The tea itself ended up being the highlight, and my kid loved riding on the bus. The food was all pretty good, especially the AMAZING scones, although it was slightly awkward drinking hot tea out of the travel mugs they gave us and trying to keep them in the little cupholders without flying out!
The tour is £35 a person but apparently, kids are free now (they definitely weren’t when I booked this tour months ago!). I thought it was worth it to celebrate a special event, or it would be great for one of the first days of your trip to give you a lay of the land and then you can go to all of the Harry places on your own after that. Want to check it out for yourself? Book on the Red Bus Bistro website.
The Balmoral Hotel
And now we end our tour where Harry Potter ended, too. I don’t know about you, but I can’t afford to spend over a grand per night on a hotel suite. But if you can, go ahead and book room 552 at the posh Balmoral Hotel. Now known as “The J.K. Rowling Suite,” this is the room where the author checked in and finished the final HP book, Harry Potter and the Deathly Hallows.
She actually moved into the suite for six months (can you imagine the cost!?) in order to have peace and quiet to finish the last novel in the series.

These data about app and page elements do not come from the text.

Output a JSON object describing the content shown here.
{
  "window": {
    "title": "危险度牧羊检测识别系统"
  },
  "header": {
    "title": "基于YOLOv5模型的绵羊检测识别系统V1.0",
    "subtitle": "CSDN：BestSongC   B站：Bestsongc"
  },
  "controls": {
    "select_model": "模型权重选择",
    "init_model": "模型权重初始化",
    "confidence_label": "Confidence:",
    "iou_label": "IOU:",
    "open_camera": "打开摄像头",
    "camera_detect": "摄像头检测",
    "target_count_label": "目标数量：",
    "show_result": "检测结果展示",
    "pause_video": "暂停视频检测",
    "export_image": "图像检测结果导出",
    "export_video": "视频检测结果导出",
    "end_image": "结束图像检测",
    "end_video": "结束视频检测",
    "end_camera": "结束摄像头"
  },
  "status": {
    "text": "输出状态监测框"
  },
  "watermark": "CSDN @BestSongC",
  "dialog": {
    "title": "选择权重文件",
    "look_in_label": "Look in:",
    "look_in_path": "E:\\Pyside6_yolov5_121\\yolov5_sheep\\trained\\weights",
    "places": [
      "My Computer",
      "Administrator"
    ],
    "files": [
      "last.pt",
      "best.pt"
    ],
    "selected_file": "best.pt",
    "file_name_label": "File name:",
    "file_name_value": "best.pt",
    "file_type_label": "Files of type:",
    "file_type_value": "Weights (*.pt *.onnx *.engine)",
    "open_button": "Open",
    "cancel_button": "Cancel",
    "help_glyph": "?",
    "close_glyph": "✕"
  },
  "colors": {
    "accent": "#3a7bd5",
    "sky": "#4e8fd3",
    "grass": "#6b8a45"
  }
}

The suite now sports an owl doorknocker and the desk where she wrote is still in the room, along with a marble bust of Hermes she signed. It says “J.K. Rowling finished writing Harry Potter and the Deathly Hallows in this room (552) on 11th Jan 2007.”
As for me, I settled for a photo outside the hotel.
Well, that’s it for my Edinburgh Harry Potter highlights! We did visit a Harry Potter filming location at Alnwick Castle, but that was actually a short train ride away in England. I’ll save that for a separate post as we spent an entire day in Alnwick and there’s a lot to cover! Until then …